Inspiring Forums

 

 

An integral part of each year’s program is the forum which offers a series of engaging and insightful presentations from guest speakers highlighting t he theme for the year. In 2016 Bill Gammage, Bruce Pascoe and Damien Bell each spoke on aspects of aboriginal land management.   Other forums have focused on grasslands, volcanoes, return to country, migration – of people, plants and animals, biodiversity of indigenous grasslands, climate, energy and the future.

 

In 2018 we present two forums on our theme ‘Care for Country, Care for Community’.

 

Saturday Forum and Q&A:  following Welcome to Country at 12:30 pm

Theme: ‘Caring for Community’ - How does traditional knowledge and wisdom take its place in the modern world.

 

Speakers:

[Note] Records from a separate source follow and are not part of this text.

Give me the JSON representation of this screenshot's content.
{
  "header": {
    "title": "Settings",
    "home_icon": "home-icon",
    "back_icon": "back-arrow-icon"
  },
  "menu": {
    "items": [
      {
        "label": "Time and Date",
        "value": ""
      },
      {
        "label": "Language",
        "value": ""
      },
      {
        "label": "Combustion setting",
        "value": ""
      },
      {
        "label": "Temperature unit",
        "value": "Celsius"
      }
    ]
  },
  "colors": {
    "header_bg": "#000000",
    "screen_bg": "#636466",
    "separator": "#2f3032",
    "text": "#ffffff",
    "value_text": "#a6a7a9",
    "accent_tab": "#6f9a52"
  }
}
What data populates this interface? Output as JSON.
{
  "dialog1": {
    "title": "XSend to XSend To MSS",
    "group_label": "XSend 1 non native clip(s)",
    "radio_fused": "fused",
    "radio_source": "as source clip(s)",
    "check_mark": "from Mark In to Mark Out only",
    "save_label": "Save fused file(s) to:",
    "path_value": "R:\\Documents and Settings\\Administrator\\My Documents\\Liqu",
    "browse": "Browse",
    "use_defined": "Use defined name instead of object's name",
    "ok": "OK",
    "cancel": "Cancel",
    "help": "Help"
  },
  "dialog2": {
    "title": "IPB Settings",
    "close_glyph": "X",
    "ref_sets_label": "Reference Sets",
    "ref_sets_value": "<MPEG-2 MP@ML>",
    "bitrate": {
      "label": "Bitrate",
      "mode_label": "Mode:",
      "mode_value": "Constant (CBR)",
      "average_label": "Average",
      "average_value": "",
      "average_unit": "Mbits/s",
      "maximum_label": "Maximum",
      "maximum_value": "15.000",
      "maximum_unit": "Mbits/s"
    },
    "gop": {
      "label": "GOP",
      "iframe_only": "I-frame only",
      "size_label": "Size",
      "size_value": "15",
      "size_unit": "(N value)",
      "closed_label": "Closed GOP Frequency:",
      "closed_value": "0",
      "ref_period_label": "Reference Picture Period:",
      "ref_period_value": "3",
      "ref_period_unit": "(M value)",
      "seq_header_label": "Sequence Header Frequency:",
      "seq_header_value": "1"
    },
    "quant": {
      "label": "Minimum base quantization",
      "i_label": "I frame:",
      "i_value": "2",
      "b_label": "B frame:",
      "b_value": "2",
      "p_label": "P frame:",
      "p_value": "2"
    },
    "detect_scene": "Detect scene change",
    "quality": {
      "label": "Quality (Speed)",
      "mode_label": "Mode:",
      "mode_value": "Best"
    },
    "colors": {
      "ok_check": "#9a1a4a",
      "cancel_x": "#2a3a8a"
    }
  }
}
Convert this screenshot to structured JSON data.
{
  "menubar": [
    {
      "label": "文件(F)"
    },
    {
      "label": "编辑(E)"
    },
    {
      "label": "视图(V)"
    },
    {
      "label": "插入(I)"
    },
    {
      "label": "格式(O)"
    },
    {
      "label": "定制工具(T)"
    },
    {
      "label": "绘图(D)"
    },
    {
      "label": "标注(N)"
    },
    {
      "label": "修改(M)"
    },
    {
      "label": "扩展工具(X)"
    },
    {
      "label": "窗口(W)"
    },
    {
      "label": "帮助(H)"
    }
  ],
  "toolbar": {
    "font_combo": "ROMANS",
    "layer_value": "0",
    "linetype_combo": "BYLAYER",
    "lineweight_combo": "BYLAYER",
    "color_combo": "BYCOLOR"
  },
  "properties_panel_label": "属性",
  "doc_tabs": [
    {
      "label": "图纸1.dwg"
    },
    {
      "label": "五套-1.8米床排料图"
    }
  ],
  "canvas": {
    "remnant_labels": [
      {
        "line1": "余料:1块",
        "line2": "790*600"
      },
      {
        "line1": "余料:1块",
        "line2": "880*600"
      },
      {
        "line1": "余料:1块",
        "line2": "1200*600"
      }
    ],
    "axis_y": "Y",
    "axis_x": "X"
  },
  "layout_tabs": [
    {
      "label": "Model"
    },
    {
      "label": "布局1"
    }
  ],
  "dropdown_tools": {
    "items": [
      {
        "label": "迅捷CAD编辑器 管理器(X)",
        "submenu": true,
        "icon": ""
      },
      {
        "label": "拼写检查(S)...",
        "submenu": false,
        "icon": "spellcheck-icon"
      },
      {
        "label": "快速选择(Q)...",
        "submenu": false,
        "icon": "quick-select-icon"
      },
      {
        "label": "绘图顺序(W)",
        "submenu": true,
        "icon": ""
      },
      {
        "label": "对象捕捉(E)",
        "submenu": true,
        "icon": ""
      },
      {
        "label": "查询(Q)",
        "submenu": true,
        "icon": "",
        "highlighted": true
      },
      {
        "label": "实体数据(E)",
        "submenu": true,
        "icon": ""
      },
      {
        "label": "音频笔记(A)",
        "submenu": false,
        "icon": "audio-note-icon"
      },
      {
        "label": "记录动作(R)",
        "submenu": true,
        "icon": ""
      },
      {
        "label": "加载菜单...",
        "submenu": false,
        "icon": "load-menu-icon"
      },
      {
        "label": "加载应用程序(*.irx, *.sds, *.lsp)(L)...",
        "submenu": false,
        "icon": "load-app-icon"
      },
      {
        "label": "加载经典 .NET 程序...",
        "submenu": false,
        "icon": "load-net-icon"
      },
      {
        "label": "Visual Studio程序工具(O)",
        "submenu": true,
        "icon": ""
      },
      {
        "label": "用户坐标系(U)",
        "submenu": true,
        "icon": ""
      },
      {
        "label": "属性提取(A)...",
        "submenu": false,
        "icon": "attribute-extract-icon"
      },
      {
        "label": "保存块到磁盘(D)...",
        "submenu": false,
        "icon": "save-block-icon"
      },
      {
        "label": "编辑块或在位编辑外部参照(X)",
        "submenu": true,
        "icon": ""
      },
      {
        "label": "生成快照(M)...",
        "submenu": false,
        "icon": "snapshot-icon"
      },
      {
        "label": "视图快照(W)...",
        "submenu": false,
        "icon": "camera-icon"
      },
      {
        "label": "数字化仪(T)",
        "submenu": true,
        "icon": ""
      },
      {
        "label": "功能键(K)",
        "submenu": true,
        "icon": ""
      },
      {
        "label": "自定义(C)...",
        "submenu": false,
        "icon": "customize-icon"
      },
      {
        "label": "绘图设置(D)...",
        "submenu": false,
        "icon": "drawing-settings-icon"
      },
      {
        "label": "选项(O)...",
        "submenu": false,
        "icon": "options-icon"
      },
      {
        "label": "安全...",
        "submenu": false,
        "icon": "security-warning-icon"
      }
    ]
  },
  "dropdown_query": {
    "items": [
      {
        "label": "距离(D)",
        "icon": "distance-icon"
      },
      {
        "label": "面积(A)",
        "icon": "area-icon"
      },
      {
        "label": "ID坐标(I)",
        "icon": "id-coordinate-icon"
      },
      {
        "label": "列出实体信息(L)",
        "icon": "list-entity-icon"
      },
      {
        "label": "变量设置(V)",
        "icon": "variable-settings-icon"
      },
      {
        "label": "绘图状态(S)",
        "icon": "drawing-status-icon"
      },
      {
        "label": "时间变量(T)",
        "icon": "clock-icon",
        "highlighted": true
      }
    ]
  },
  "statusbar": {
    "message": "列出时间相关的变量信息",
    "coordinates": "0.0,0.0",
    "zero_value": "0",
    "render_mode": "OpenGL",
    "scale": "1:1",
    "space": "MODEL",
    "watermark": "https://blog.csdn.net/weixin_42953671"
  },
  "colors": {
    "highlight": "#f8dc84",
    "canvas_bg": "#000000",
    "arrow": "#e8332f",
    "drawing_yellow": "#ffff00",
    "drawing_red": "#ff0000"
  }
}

 Dr Greg Phillips (Chair) – from the Waanyi and Jaru peoples, is a leading change maker, thought leader and medical anthropologist and an Associate Professor and Research Fellow at The Baker Heart and Diabetes Institute.  As CEO of ABSTARR he is producing a strong definition and rationale for self-determination in Korin Korin Balit-Djak – the new Victorian Aboriginal Health, Wellbeing and Safety Strategy

 

Aunty Beverly Hand – is a proud Kabi Kabi woman (SE QLD) and a conservationist and land management educator. She re-established the traditional bunya festival calling it Bunya Dreaming in 2007, bringing together Indigenous groups with the wider community celebrating and connecting with the sacred bunya tree, art, weaving, dance, song, and Bunya challenges.

 

Jamie Thomas – is a Gunnai Man and Peek Whuurrung descendant and co-founder and ED of Wayapa Wuurrk. He has worked extensively in community health education and tourism and holds a post-graduate Certificate in Family Therapy from Latrobe University

 

Vicki Couzens – is a Keerray Wurrong Gunditjmara woman, is an artist, consultant and community cultural development facilitator/teacher. Passionate about reclamation, regeneration and revitalisation of cultural knowledge and practices, especially language.

 

John Welford – grew up in Kenya and was a teacher at Geelong Grammar’s Timbertop for 20 years. He is passionate about community based contemporary Rites of Passage and youth mentorship (Pathways Foundation).

 

Emily Anderson – is EO for Grampians Pyrenees Primary Care Partnership. Her focus is the idea of partnerships and collective impact. She will speak about the Budja Budja indigenous health van project, and CORE – Communities of Respect and Equality (Grampians alliance of community groups, businesses, clubs, and health and c  ommunity organisations addressing gender equality to prevent violence against women)

 

Sunday Forum and Q&A:  9:30am

Theme: ‘Caring for Country’– opening with Wotjobaluk Dancers.

 

Speakers:

Dr Adam Bester (Chair) – newly appointed CEO of Glenelg Hopkins CMA, is an ecologist and has worked with the CMA for eight years, most recently as Waterway and Catchment Health Program Manager. Adam will look at the importance of community engagement, and connecting a broader range of people to water and environment issues.

 

Dr Michelle Casanova – an Emeritus Robert H T Smith Research Fellow at Federation University Australia. Michelle is a wetlands expert and has been working on water plants for 25 years, mostly in relation to water regime and environmental water requirements. Her presentation to the 2010 Eel Festival Forum on connectivity of wetlands was appreciated by a wide audience.

 

John Clarke – is a Giraewurrung man and a grandson of respected Gunditjmara Elder, Uncle Henry “Banjo” Clarke. John is a board member of Eastern Maar Aboriginal Corporation and is passionate about cultural heritage management and youth projects, including Meerteeyt Marrang youth at risk program.

 

Ben Nicholson – grew up at Wickliffe and is now assistant principal at Mildura Primary School. Ben is committed to finding pathways for his students to connect with culture and country alongside mainstream education. He was instrumental in the success of the Djabwurrung Rivertime* project.

 

* DJABWURRUNG RIVERTIME is a youth song writing project, inspired by the Hopkins River, performed by students from Lake Bolac, Willaura, Maroona, Ararat and Mildura in collaboration with Gunditjmara song writer Lee Morgan and dancer Adeline McDonald.